Most companies decide to lease their copiers, and there could be several reasons for this. Some of these reasons may include a lack of upfront capital, the need for managed print services (MPS), or the desire to upgrade to a new MFP after a few years.

In general, copier leases span from one to five years. As with most leases, payments are made monthly until the expiration of the lease term. At the end of the term, companies typically have three options: 

  1. Return the copier
  2. Purchase the copier
  3. Trade in the copier 

Many leasing companies offer capital leases, or leases with a "$1 buyout.” These are lease agreements that allow companies to purchase their copying equipment at the end of the lease term for $1, provided they pay extra each month of the lease. 

In a sense, a capital lease is like a "loan" that helps a business purchase a copier after paying off the associated interest. 

The Pros of Leasing An Office Copier

A lower upfront expense: Many businesses simply don't have the capital to make one large payment for a new copier, and most leases don't require a down payment. Minimal or no down payment means you can get what you need without breaking the bank.
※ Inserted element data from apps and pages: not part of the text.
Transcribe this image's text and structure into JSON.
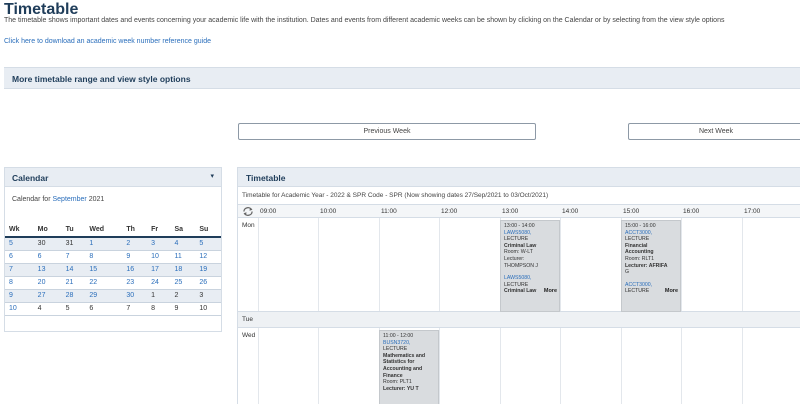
{
  "page": {
    "title": "Timetable",
    "intro": "The timetable shows important dates and events concerning your academic life with the institution. Dates and events from different academic weeks can be shown by clicking on the Calendar or by selecting from the view style options",
    "download_link": "Click here to download an academic week number reference guide"
  },
  "options": {
    "title": "More timetable range and view style options"
  },
  "nav": {
    "prev_label": "Previous Week",
    "next_label": "Next Week"
  },
  "calendar": {
    "title": "Calendar",
    "caret": "▾",
    "prefix": "Calendar for",
    "month": "September",
    "year": "2021",
    "headers": [
      "Wk",
      "Mo",
      "Tu",
      "Wed",
      "Th",
      "Fr",
      "Sa",
      "Su"
    ],
    "weeks": [
      [
        "5",
        "30",
        "31",
        "1",
        "2",
        "3",
        "4",
        "5"
      ],
      [
        "6",
        "6",
        "7",
        "8",
        "9",
        "10",
        "11",
        "12"
      ],
      [
        "7",
        "13",
        "14",
        "15",
        "16",
        "17",
        "18",
        "19"
      ],
      [
        "8",
        "20",
        "21",
        "22",
        "23",
        "24",
        "25",
        "26"
      ],
      [
        "9",
        "27",
        "28",
        "29",
        "30",
        "1",
        "2",
        "3"
      ],
      [
        "10",
        "4",
        "5",
        "6",
        "7",
        "8",
        "9",
        "10"
      ]
    ]
  },
  "timetable": {
    "title": "Timetable",
    "subtitle": "Timetable for Academic Year - 2022 & SPR Code - SPR (Now showing dates 27/Sep/2021 to 03/Oct/2021)",
    "times": [
      "09:00",
      "10:00",
      "11:00",
      "12:00",
      "13:00",
      "14:00",
      "15:00",
      "16:00",
      "17:00"
    ],
    "days": [
      "Mon",
      "Tue",
      "Wed"
    ],
    "more_label": "More",
    "events": [
      {
        "day": "Mon",
        "time": "13:00 - 14:00",
        "code": "LAWS5080,",
        "type": "LECTURE",
        "name": "Criminal Law",
        "room": "Room: W-LT",
        "lecturer_label": "Lecturer:",
        "lecturer": "THOMPSON J",
        "code2": "LAWS5080,",
        "type2": "LECTURE",
        "name2": "Criminal Law"
      },
      {
        "day": "Mon",
        "time": "15:00 - 16:00",
        "code": "ACCT3000,",
        "type": "LECTURE",
        "name": "Financial Accounting",
        "room": "Room: RLT1",
        "lecturer_label": "Lecturer: AFRIFA",
        "lecturer": "G",
        "code2": "ACCT3000,",
        "type2": "LECTURE"
      },
      {
        "day": "Wed",
        "time": "11:00 - 12:00",
        "code": "BUSN3720,",
        "type": "LECTURE",
        "name": "Mathematics and Statistics for Accounting and Finance",
        "room": "Room: PLT1",
        "lecturer_label": "Lecturer: YU T"
      }
    ]
  }
}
Predictable costs: It’s so much easier to budget your business expenses each month when you have predictable costs. If a purchased copier breaks down, then it's 100% your responsibility to pay for repairs.

However, many lease agreements include language that clearly defines the scope and costs associated with managed print services. Hence, you'll not only know your monthly lease payments, but you'll also have a good idea of what other services will cost if an unexpected problem arises. 

Leases make it much easier for companies to stick to their allocated budget.

Related: 8 Tips and Tenets for Service Level Agreements

Greater ease of upgrade: At the end of the lease term, you'll be able to trade in your old copier for a newer, faster, and better model. Some leases include automatic upgrades at the end of each cycle, so make sure to ask your copier provider if you’re eligible. 

The Cons of Leasing An Office Copier

Potential higher costs in the long run: In almost every situation, you'll end up paying more for your copier by leasing it than you would have by purchasing it outright. This is especially true if you have a longer lease.

For instance, you could end up paying $10,000 for an $8,000 printer over five years due to financing or interest charges.

Less flexibility: Breaking your lease is sometimes a difficult task. Remember, a lease is a contract you've signed. If you try to break it before the term has expired, you may be subject to significant penalties. Getting out of your copier lease is similar to breaking the lease of your home or car. There are typically additional charges associated that could cost you a pretty penny. 

The Printer & /Copier Ultimate Buyer's Guide FREE eBook

The Final Say: Buying Or Leasing An Office Copier

As you can tell, determining if you should buy or lease your next office copier is something that takes a little time and consideration. There’s a lot that goes into your next purchase, and it’s helpful to know your options based on your specific business requirements. 

AIS is your go-to source when you’re choosing various office technology solutions, such as copiers for your business. We are dedicated to providing knowledge and resources to our readers and customers about the best products and services. If you'd like guidance in which path is best for you, make sure to reach out to us today. We’re here to give you peace of mind to help you win more business.  

Marissa Olson

A true southerner from Atlanta, Georgia, Marissa has always had a strong passion for writing and storytelling. She moved out west in 2018 where she became an expert on all things business technology-related as the Content Producer at AIS. Coupled with her knowledge of SEO best practices, she's been integral in catapulting AIS to the digital forefront of the industry. In her free time, she enjoys sipping wine and hanging out with her rescue-dog, WIllow. Basically, she loves wine and dogs, but not whiny dogs.